And proclaim to the people the Hajj [pilgrimage]; they will come to you on foot and on every lean camel; they will come from every distant pass.” Qur’an 22:27

Makkah during the Hajj is a global village in its true sense. Pilgrims, whose numbers during the event surpass the population size of many countries, are drawn to the city from every continent on the planet.

HUMANITY AT ITS FULL SPLENDOR

Black or white, young or old, male or female, able bodied or disabled, rich or poor, thus humanity in its full splendour can be witnessed during the Hajj. Even the diversity around fashion which distinguishes one community from the other is quite apparent and was marvelled at by former MTV star presenter Kristiane Backer in her autobiography:

They came from all over the world and I never tired of the variety of faces, colours and outfits. There were women from Mali looking regal and elegant in gorgeous lilac orange, and green robes wearing matching turbans with a strip of fabric hanging down the side. Indonesian women all had white headscarves and white gloves and white headscarves that hung to their breast and were embroidered with lace. The persian women usually wore long black or blue robes with grey chadors that came down below their hips while Morroccans could be recognised by the hoods on their jalabias. Another group of women sported bright yellow veils with blue labels sewn onto them, which indicated that they came from Kerala in India. I also heard German, French, English and American voices.On my wanderings, I came across men from Tajikistan wearing black quilted satin and velvet coats and matching black gold-framed caps. There were other men with palestinian scarves wrapped around their heads, shiny silver black turbans, traditional Arab head dress or small white caps. Many Pakistanis had long henna-dyed beards.” (From MTV to Mecca, pp 314)

Makkah of today is a modern city with all amenities and comforts for travelers from all over the globe. But what remains unchanged is the sublime spirit of the Hajj, which no words can describe and which can only be felt by the heart of the pilgrim.

TRANSFORMATION TO PEACE
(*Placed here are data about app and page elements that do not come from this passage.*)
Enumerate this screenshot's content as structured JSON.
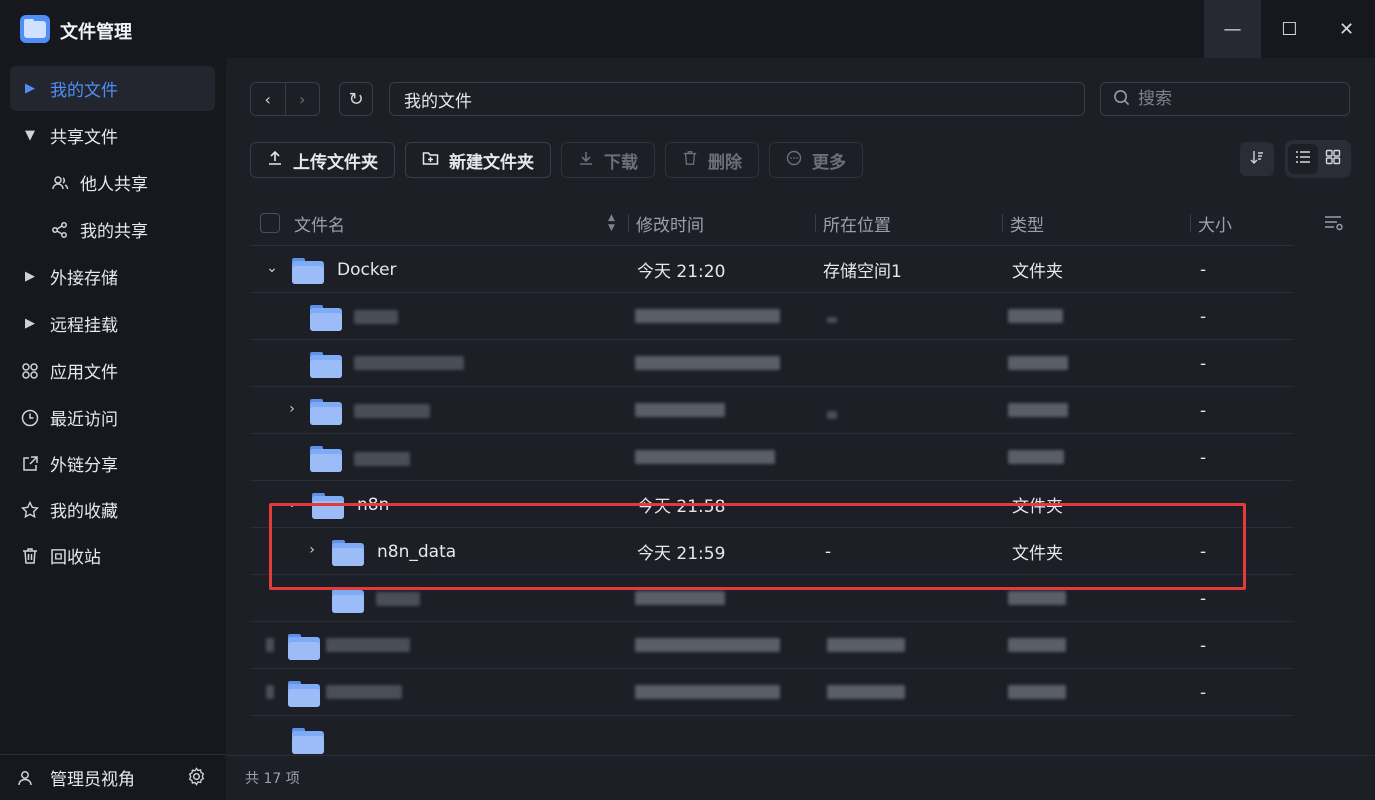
{
  "app": {
    "title": "文件管理"
  },
  "window": {
    "minimize": "—",
    "maximize": "☐",
    "close": "✕"
  },
  "sidebar": {
    "items": [
      {
        "label": "我的文件",
        "icon": "caret-right-icon"
      },
      {
        "label": "共享文件",
        "icon": "caret-down-icon"
      },
      {
        "label": "他人共享",
        "icon": "users-icon"
      },
      {
        "label": "我的共享",
        "icon": "share-icon"
      },
      {
        "label": "外接存储",
        "icon": "caret-right-icon"
      },
      {
        "label": "远程挂载",
        "icon": "caret-right-icon"
      },
      {
        "label": "应用文件",
        "icon": "apps-icon"
      },
      {
        "label": "最近访问",
        "icon": "clock-icon"
      },
      {
        "label": "外链分享",
        "icon": "external-link-icon"
      },
      {
        "label": "我的收藏",
        "icon": "star-icon"
      },
      {
        "label": "回收站",
        "icon": "trash-icon"
      }
    ],
    "bottom_label": "管理员视角"
  },
  "path": {
    "current": "我的文件"
  },
  "search": {
    "placeholder": "搜索"
  },
  "toolbar": {
    "upload": "上传文件夹",
    "new_folder": "新建文件夹",
    "download": "下载",
    "delete": "删除",
    "more": "更多"
  },
  "table": {
    "headers": {
      "name": "文件名",
      "modified": "修改时间",
      "location": "所在位置",
      "type": "类型",
      "size": "大小"
    },
    "rows": [
      {
        "name": "Docker",
        "modified": "今天 21:20",
        "location": "存储空间1",
        "type": "文件夹",
        "size": "-"
      },
      {
        "name": "",
        "modified": "",
        "location": "",
        "type": "",
        "size": "-"
      },
      {
        "name": "",
        "modified": "",
        "location": "",
        "type": "",
        "size": "-"
      },
      {
        "name": "",
        "modified": "",
        "location": "",
        "type": "",
        "size": "-"
      },
      {
        "name": "",
        "modified": "",
        "location": "",
        "type": "",
        "size": "-"
      },
      {
        "name": "n8n",
        "modified": "今天 21:58",
        "location": "-",
        "type": "文件夹",
        "size": "-"
      },
      {
        "name": "n8n_data",
        "modified": "今天 21:59",
        "location": "-",
        "type": "文件夹",
        "size": "-"
      },
      {
        "name": "",
        "modified": "",
        "location": "",
        "type": "",
        "size": "-"
      },
      {
        "name": "",
        "modified": "",
        "location": "",
        "type": "",
        "size": "-"
      },
      {
        "name": "",
        "modified": "",
        "location": "",
        "type": "",
        "size": "-"
      }
    ]
  },
  "footer": {
    "count": "共 17 项"
  },
  "colors": {
    "accent": "#4f8ef7",
    "highlight": "#e23b3b"
  }
}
The diversity at Hajj is not a mere social phenomenon, but one of immense importance for the wider welfare of humankind. Pilgrims ranging from every possible ethnic background return to their homelands with an increased level of tolerance for their fellow-men who may be different from them. The interaction with people of different race and ethnicity leave no room at all for racism. The pilgrims are in a state of cooperation and display the best of their behavior during the days as they are commanded by Allah:

Hajj is [during] well-known months, so whoever has made Hajj obligatory upon himself therein [by entering the state of ihram], there is [to be for him] no sexual relations and no disobedience and no disputing during Hajj. And whatever good you do – Allah knows it. And take provisions, but indeed, the best provision is fear of Allah. And fear Me, O you of understanding.” Qur’an 2:197
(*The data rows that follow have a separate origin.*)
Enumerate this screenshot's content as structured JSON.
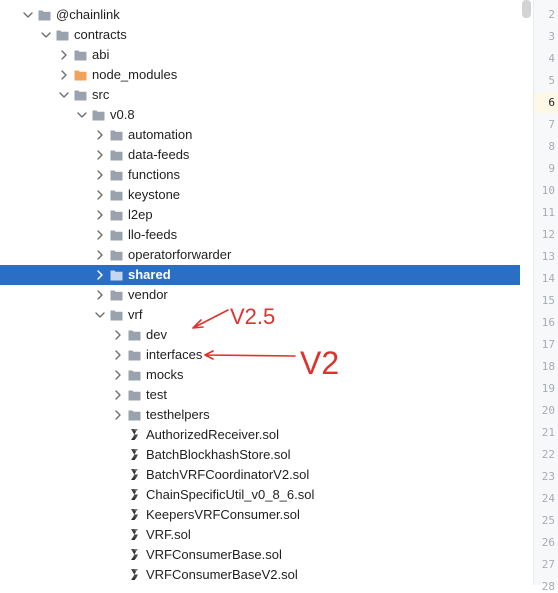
{
  "tree": [
    {
      "label": "@chainlink",
      "depth": 1,
      "type": "folder",
      "expanded": true
    },
    {
      "label": "contracts",
      "depth": 2,
      "type": "folder",
      "expanded": true
    },
    {
      "label": "abi",
      "depth": 3,
      "type": "folder",
      "expanded": false
    },
    {
      "label": "node_modules",
      "depth": 3,
      "type": "folder-excluded",
      "expanded": false
    },
    {
      "label": "src",
      "depth": 3,
      "type": "folder",
      "expanded": true
    },
    {
      "label": "v0.8",
      "depth": 4,
      "type": "folder",
      "expanded": true
    },
    {
      "label": "automation",
      "depth": 5,
      "type": "folder",
      "expanded": false
    },
    {
      "label": "data-feeds",
      "depth": 5,
      "type": "folder",
      "expanded": false
    },
    {
      "label": "functions",
      "depth": 5,
      "type": "folder",
      "expanded": false
    },
    {
      "label": "keystone",
      "depth": 5,
      "type": "folder",
      "expanded": false
    },
    {
      "label": "l2ep",
      "depth": 5,
      "type": "folder",
      "expanded": false
    },
    {
      "label": "llo-feeds",
      "depth": 5,
      "type": "folder",
      "expanded": false
    },
    {
      "label": "operatorforwarder",
      "depth": 5,
      "type": "folder",
      "expanded": false
    },
    {
      "label": "shared",
      "depth": 5,
      "type": "folder",
      "expanded": false,
      "selected": true
    },
    {
      "label": "vendor",
      "depth": 5,
      "type": "folder",
      "expanded": false
    },
    {
      "label": "vrf",
      "depth": 5,
      "type": "folder",
      "expanded": true
    },
    {
      "label": "dev",
      "depth": 6,
      "type": "folder",
      "expanded": false
    },
    {
      "label": "interfaces",
      "depth": 6,
      "type": "folder",
      "expanded": false
    },
    {
      "label": "mocks",
      "depth": 6,
      "type": "folder",
      "expanded": false
    },
    {
      "label": "test",
      "depth": 6,
      "type": "folder",
      "expanded": false
    },
    {
      "label": "testhelpers",
      "depth": 6,
      "type": "folder",
      "expanded": false
    },
    {
      "label": "AuthorizedReceiver.sol",
      "depth": 6,
      "type": "sol-file"
    },
    {
      "label": "BatchBlockhashStore.sol",
      "depth": 6,
      "type": "sol-file"
    },
    {
      "label": "BatchVRFCoordinatorV2.sol",
      "depth": 6,
      "type": "sol-file"
    },
    {
      "label": "ChainSpecificUtil_v0_8_6.sol",
      "depth": 6,
      "type": "sol-file"
    },
    {
      "label": "KeepersVRFConsumer.sol",
      "depth": 6,
      "type": "sol-file"
    },
    {
      "label": "VRF.sol",
      "depth": 6,
      "type": "sol-file"
    },
    {
      "label": "VRFConsumerBase.sol",
      "depth": 6,
      "type": "sol-file"
    },
    {
      "label": "VRFConsumerBaseV2.sol",
      "depth": 6,
      "type": "sol-file"
    }
  ],
  "gutter": {
    "line_numbers": [
      "2",
      "3",
      "4",
      "5",
      "6",
      "7",
      "8",
      "9",
      "10",
      "11",
      "12",
      "13",
      "14",
      "15",
      "16",
      "17",
      "18",
      "19",
      "20",
      "21",
      "22",
      "23",
      "24",
      "25",
      "26",
      "27",
      "28"
    ],
    "active_line": "6"
  },
  "annotations": [
    {
      "text": "V2.5",
      "points_to": "dev"
    },
    {
      "text": "V2",
      "points_to": "interfaces"
    }
  ],
  "colors": {
    "selection": "#2a6fc4",
    "folder": "#9aa3ad",
    "folder_excluded": "#f0a15a",
    "annotation": "#e0322c"
  },
  "icons": {
    "expanded": "chevron-down-icon",
    "collapsed": "chevron-right-icon",
    "folder": "folder-icon",
    "sol_file": "solidity-file-icon"
  }
}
Exposure to a diversity of groups makes the visitors to Makkah more tolerant, not only towards those who are present during the pilgrimage, but also those who are absent. American civil rights activist Malcolm X drastically altered his views on race after performing the Hajj. In a letter from the Hajj, he wrote:

”We were all participating in the same ritual, displaying a spirit of unity and brotherhood that my experiences in America had led me to believe never could exist between the white and non-white … what I have seen, and experienced, has forced me to rearrange much of my thought patterns previously held.’‘ (The Autobiography of Malcolm X)

While the world rages with ethnic and national conflicts, each year Makkah demonstrates to us that people can very well intermix despite differences on national, sectarian, and gender lines and peacefully coexist with each other. Words are not sufficient to describe the splendor offered by Makkah. To experience it you will have to visit the city and be there in person.